“So, maybe, since you’ve got that cool color-change thing, you could spare a little bauble?” Charlie didn’t add, seeing as it’s mine anyway.
But Doris wouldn’t have it. The muscles in her massive body rippled as she lurched onto her feet. Her back scraped the ceiling and the sound was like nails on a chalkboard. Charlie felt it in her teeth.
“More a’ them nice things!” Jan shouted.
Charlie clenched against the urgency in her bladder. “Uh, yes. Nice. So. You’ve got to be quite intelligent, right? Luring all those things down here.”
Was that a nod?
Jan crept flat against the wall, one step for every few seconds.

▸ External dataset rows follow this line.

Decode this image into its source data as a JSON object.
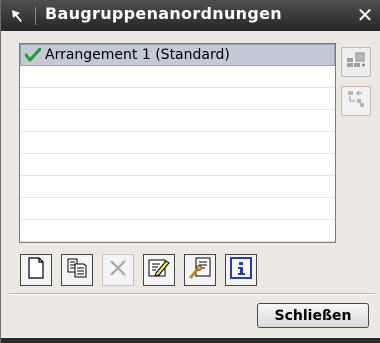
{
  "window": {
    "title": "Baugruppenanordnungen",
    "close_glyph": "✕"
  },
  "arrangements": [
    {
      "label": "Arrangement 1 (Standard)",
      "selected": true,
      "active": true
    },
    {
      "label": ""
    },
    {
      "label": ""
    },
    {
      "label": ""
    },
    {
      "label": ""
    },
    {
      "label": ""
    },
    {
      "label": ""
    },
    {
      "label": ""
    },
    {
      "label": ""
    }
  ],
  "side_buttons": [
    {
      "icon": "add-arrangement-icon",
      "enabled": true
    },
    {
      "icon": "reorder-arrangement-icon",
      "enabled": false
    }
  ],
  "toolbar": [
    {
      "icon": "new-document-icon",
      "enabled": true
    },
    {
      "icon": "copy-icon",
      "enabled": true
    },
    {
      "icon": "delete-icon",
      "enabled": false
    },
    {
      "icon": "rename-icon",
      "enabled": true
    },
    {
      "icon": "properties-icon",
      "enabled": true
    },
    {
      "icon": "info-icon",
      "enabled": true
    }
  ],
  "buttons": {
    "close_label": "Schließen"
  },
  "colors": {
    "titlebar": "#333333",
    "selection": "#c3c9d6",
    "check": "#1f9e2a",
    "info": "#1e3fbf"
  }
}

“And I bet you’ve been doing it for—” Fuck, cornered herself into an age thing. “—a while now. You must be an expert.” She chanced a step toward the hoard. Doris watched, but didn’t move. “Bet a boy dragon couldn’t do that.”
Doris’s belly burned red with pleasure.
Jan thrust his sword toward the deepest splotch of red. “Run!”
Charlie’s body reacted without her mind. She sprinted for the hoard, sword slapping her thigh. Doris roared with the strength and decibel of a bomb, nearly knocking Charlie off her feet. In the corner of her eye, she saw Jan rush at Doris’s middle. She didn’t see his sword make contact, but Doris’s squeal was enough to tell Charlie the dragon was pissed.
The tail whipped over Charlie, nearly taking off her head. Somewhere to her right, Jan shouted something that was either ancient Celtic or a string of expletives spewed too fast to decipher. The hoard was only a few feet away, but it didn’t mean squat unless she could find the broach before Doris decided to give Charlie her full attention. Jan had said it would come to her.
So Charlie shouted the first thing that came to mind. “Oy! Broach!”
The hoard split, spilling half-empty wine bottles and picture frames and bent up wire hangers down the sides. Something small that glinted in the cave’s half-light flew at Charlie, landing painfully in the palm of her hand. She didn’t have to look at it to know. “I got it!”
Jan’s winded voice came from somewhere near Doris’s bitey end. “Fan-fucking-tastic. Let’s get outta here.”
Charlie ignored the pain in her calves as she bolted for the cave entrance. Jan’s jalopy footsteps weren’t far behind. They reached the cavern just as Doris’s flame ignited the mold growing along the walls. They didn’t stop until they reached Jan’s desk at the end of the cavern, panting like heat-stroked dogs.
Jan tossed his helmet on the desk. “You get it?”
Charlie glanced at the thing in her hand. “Oh.”
“Nuh uh.” Jan shook his head. “No take-backs. Whatever it is, it’s yours.”
Miraculously, Charlie made it to the restaurant only a few minutes late. Auntie Sophia was already seated, interrogating the server. Part of her wanted to turn back and call from the office claiming one excuse or another, but the other accused her of being a wuss. That part sounded strangely like Doris’s grumble.
She approached the table wearing a thin grin.
Auntie Sophia clutched her fists to her chest. “Charlie! Oh, dear it’s so good to see you! But, where’s your broach?”
Didn’t even give her the chance to sit down. Probably for the best. This way, she could run for it, should Auntie Sophia start swinging her cane.
The server disappeared to wherever it was servers went to spill dining room drama. Charlie stood next to the table and withdrew the thing she’d rescued from the dragon’s hoard. It was exactly like Auntie Sophia’s broach, except the backing wasn’t rusted and, in fact, gleamed in the light. All of the stones were present and accounted for and, though Charlie wasn’t an expert, looked worth about the gross domestic product of a small island country.
“I’m sorry, Auntie, I—”
Auntie Sophie shushed her. Tears welled, threatening to spill over her plump, rosacea ridden cheeks. “I thought it was lost forever. They took it… your Uncle bought that ugly, worthless thing to replace it and now…” Her voice caught. “Where did you find it?”